§ Exercise: Search the material below for the word "style" and copy every line in which it occurs.

§ Source material:
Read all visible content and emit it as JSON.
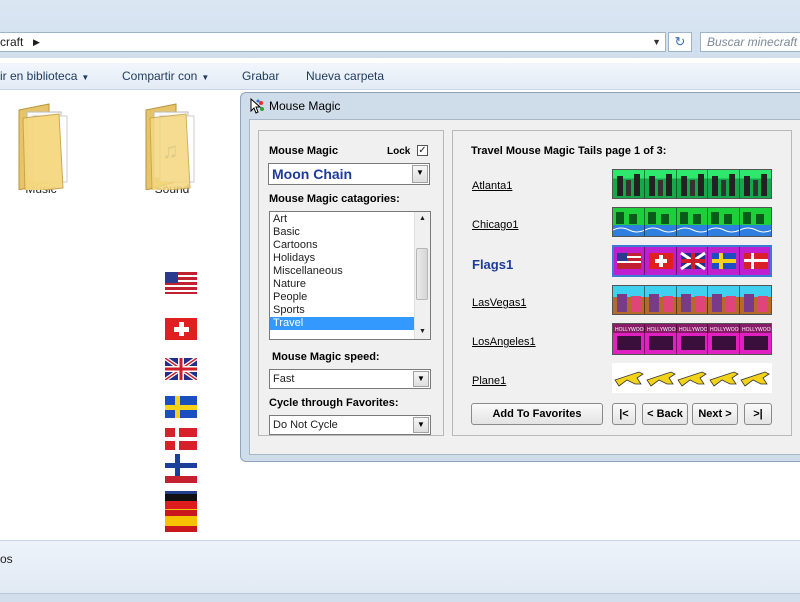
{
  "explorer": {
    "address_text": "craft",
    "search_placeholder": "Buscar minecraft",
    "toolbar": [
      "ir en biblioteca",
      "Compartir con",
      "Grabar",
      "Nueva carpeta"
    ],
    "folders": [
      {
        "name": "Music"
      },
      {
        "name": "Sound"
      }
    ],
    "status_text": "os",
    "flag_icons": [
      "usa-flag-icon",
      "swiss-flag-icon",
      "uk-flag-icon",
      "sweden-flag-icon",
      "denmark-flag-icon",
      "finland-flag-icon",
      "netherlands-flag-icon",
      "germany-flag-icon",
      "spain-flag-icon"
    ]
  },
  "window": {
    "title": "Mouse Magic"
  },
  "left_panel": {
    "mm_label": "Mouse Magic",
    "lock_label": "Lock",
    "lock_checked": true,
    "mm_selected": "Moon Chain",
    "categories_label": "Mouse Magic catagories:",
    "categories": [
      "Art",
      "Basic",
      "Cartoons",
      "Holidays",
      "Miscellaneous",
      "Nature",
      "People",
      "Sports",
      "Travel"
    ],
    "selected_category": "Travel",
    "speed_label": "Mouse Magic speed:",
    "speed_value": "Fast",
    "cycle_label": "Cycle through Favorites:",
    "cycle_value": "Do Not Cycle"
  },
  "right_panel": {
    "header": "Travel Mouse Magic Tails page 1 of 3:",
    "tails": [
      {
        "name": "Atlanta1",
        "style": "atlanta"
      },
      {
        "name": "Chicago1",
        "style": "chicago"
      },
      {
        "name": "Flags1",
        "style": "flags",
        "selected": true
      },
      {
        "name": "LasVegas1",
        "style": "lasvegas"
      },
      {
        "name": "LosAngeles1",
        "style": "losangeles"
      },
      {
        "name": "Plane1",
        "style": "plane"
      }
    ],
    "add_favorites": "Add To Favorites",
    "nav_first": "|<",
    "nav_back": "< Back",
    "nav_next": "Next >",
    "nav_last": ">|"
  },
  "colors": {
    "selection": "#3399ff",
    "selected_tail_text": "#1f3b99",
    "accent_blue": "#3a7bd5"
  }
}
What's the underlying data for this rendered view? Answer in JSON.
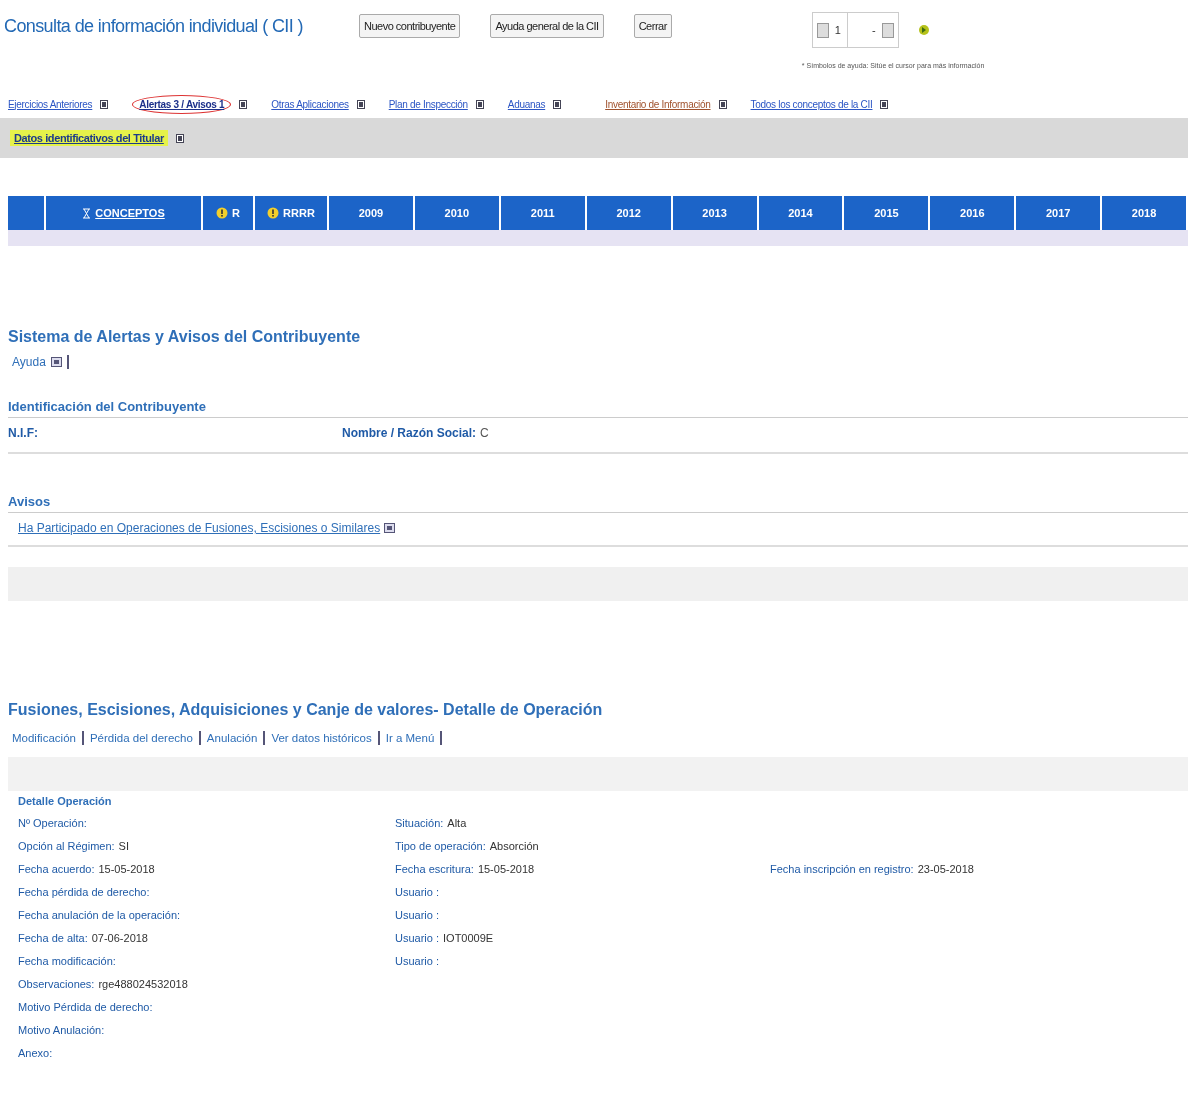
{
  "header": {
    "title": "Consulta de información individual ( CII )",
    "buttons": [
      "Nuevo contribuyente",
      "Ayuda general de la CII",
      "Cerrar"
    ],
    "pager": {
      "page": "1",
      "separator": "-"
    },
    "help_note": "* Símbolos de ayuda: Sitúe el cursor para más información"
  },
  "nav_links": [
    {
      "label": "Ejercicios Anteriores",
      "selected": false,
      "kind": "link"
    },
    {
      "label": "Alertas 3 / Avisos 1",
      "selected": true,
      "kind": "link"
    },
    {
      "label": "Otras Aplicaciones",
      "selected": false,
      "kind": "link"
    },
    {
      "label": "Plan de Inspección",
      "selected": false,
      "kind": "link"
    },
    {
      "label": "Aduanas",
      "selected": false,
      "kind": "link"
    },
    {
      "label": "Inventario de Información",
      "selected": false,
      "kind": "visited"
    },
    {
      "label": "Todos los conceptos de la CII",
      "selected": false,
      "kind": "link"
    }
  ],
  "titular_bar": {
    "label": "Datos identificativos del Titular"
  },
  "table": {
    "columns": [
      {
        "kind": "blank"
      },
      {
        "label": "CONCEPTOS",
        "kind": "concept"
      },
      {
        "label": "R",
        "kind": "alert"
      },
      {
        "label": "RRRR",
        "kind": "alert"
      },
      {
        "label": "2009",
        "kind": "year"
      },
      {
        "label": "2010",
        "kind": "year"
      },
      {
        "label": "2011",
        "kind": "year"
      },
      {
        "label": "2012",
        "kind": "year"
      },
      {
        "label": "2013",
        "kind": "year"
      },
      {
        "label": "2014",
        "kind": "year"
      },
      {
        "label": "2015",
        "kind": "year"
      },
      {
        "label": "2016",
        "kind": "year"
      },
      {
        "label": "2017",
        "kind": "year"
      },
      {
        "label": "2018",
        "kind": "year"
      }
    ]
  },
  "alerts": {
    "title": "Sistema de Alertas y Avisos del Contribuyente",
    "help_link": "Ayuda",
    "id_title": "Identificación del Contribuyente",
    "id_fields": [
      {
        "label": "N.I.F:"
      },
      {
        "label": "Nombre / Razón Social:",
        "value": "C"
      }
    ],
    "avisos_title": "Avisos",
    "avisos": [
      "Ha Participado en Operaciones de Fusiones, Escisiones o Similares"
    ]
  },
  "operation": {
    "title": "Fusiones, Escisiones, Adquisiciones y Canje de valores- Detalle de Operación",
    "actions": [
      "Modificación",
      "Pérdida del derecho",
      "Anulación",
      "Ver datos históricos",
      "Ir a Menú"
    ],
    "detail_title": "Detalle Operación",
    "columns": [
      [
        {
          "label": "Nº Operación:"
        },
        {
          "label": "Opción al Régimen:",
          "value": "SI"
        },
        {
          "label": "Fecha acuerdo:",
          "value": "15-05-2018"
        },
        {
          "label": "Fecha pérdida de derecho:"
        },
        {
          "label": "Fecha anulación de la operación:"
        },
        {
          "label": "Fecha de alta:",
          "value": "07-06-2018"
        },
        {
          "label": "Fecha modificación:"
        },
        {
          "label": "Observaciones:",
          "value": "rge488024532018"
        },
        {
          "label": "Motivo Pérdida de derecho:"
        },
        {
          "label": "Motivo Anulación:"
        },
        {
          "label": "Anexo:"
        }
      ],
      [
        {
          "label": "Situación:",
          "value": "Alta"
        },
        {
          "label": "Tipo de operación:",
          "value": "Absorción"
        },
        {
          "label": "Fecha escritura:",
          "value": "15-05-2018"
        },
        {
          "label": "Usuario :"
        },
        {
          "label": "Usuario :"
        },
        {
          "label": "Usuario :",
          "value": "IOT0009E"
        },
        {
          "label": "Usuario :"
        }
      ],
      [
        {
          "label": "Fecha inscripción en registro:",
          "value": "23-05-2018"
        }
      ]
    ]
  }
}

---

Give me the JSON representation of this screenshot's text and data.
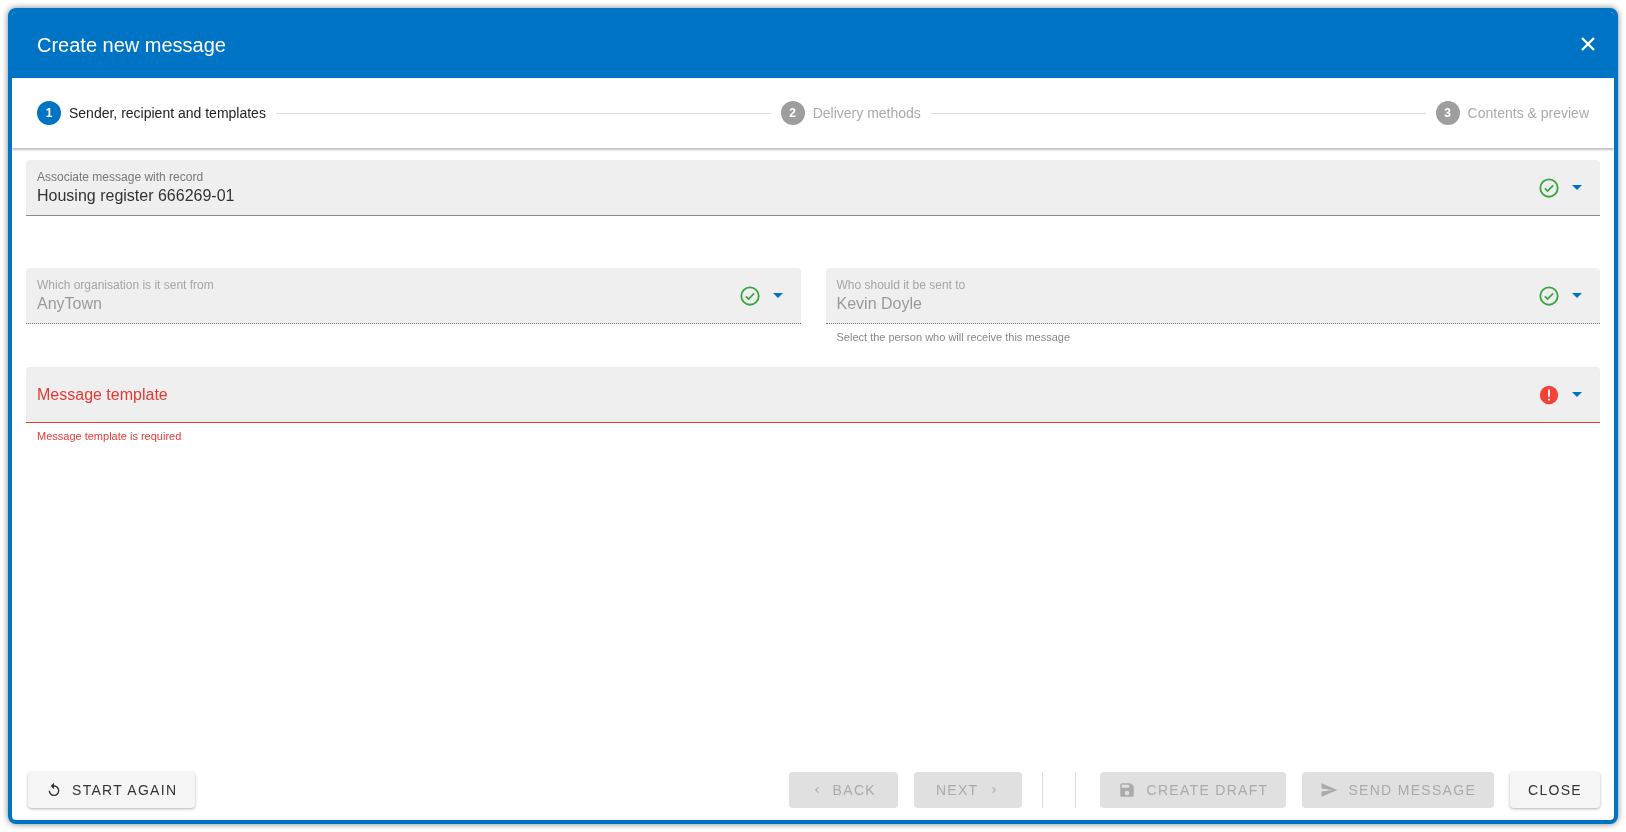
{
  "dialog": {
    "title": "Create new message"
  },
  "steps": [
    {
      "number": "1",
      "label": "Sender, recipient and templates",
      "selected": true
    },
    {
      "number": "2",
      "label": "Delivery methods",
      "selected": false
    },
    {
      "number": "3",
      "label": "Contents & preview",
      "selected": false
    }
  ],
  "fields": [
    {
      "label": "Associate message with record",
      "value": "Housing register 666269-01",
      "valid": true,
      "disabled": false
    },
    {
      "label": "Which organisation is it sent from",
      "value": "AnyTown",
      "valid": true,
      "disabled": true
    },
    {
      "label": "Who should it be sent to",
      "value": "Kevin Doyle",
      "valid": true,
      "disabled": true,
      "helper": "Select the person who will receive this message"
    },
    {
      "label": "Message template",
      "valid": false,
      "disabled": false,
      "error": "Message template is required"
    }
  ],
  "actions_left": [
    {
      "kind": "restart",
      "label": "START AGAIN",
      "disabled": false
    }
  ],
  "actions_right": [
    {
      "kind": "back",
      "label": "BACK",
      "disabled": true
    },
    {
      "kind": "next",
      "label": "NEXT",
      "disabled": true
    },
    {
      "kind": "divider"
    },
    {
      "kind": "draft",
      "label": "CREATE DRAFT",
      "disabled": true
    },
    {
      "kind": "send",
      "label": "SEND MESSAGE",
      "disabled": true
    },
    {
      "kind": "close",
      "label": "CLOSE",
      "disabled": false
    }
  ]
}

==

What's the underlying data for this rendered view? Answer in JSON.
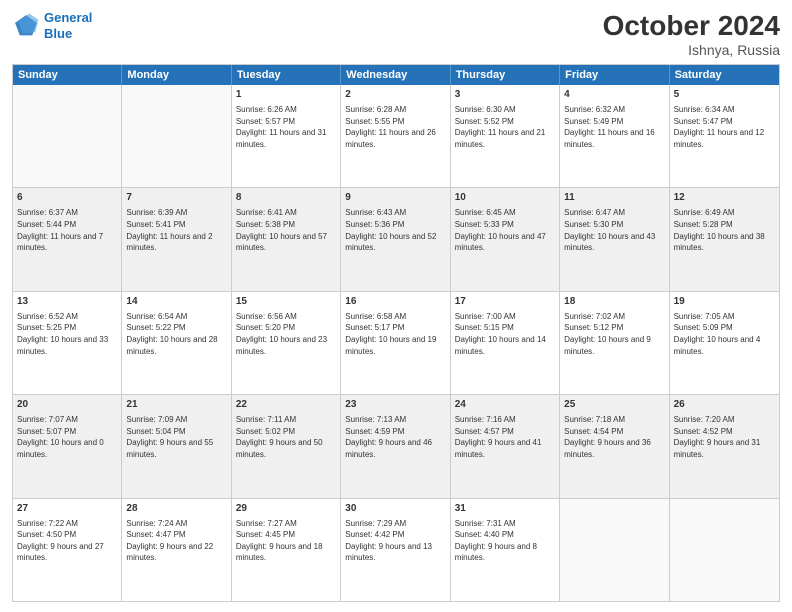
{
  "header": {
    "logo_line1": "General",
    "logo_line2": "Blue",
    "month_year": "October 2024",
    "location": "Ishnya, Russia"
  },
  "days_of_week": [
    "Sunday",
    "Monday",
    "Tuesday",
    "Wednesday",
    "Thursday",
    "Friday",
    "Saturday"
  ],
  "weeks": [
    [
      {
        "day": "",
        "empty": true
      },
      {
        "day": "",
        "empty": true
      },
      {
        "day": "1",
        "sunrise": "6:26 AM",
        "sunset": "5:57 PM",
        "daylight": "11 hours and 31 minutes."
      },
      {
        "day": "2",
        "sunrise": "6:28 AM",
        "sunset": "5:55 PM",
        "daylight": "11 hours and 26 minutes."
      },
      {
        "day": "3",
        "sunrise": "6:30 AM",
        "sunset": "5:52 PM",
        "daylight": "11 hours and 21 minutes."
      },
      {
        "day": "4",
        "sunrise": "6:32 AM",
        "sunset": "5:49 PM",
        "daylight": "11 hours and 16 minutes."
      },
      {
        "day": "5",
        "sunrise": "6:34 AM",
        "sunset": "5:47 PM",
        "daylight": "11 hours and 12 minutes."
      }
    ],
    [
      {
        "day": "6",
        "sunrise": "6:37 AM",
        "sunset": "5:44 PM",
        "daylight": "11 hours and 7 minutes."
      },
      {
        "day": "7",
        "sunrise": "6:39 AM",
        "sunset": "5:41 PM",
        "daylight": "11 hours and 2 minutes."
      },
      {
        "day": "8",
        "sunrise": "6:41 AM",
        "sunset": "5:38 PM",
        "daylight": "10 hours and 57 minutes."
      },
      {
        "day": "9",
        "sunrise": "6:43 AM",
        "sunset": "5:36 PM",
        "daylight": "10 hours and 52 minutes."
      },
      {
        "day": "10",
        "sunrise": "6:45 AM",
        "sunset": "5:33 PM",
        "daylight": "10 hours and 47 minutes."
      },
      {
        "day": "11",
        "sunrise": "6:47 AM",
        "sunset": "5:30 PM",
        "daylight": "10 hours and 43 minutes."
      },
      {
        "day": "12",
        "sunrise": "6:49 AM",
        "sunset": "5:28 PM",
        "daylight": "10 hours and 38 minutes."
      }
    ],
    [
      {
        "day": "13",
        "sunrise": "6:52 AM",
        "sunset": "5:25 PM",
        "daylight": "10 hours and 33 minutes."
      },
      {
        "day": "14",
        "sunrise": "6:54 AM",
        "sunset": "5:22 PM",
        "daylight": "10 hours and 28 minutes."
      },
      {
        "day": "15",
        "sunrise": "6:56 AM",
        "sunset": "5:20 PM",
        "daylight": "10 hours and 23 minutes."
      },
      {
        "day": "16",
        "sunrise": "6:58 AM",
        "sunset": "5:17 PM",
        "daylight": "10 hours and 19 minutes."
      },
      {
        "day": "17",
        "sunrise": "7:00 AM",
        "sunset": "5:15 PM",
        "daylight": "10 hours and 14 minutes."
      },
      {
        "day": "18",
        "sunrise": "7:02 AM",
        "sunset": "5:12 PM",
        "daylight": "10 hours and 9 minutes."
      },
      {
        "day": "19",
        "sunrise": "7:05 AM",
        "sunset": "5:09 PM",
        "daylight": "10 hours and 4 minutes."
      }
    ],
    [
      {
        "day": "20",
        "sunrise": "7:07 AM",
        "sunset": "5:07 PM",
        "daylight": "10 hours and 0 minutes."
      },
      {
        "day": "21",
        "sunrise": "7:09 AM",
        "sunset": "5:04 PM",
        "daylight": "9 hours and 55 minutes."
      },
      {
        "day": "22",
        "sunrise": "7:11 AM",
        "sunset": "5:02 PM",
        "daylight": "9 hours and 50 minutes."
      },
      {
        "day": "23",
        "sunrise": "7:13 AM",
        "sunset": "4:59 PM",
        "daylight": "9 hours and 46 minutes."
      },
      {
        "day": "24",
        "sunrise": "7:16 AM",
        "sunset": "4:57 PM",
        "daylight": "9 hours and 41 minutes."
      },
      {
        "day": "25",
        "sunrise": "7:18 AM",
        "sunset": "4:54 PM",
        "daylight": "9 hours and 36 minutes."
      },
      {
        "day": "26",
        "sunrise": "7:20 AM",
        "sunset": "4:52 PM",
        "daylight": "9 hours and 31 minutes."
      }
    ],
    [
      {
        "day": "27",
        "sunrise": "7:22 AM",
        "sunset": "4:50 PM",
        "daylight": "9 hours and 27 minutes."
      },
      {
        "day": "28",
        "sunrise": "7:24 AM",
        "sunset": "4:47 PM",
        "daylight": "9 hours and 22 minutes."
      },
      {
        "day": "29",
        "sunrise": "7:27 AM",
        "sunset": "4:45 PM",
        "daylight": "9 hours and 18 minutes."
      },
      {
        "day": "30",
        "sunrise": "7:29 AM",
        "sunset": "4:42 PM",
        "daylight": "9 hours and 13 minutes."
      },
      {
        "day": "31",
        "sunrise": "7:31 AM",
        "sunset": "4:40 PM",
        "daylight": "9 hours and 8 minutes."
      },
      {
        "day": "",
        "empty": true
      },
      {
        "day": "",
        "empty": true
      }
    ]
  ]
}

§ Response below:
        "style": "atlanta"
        "style": "chicago"
        "style": "flags",
        "style": "lasvegas"
        "style": "losangeles"
        "style": "plane"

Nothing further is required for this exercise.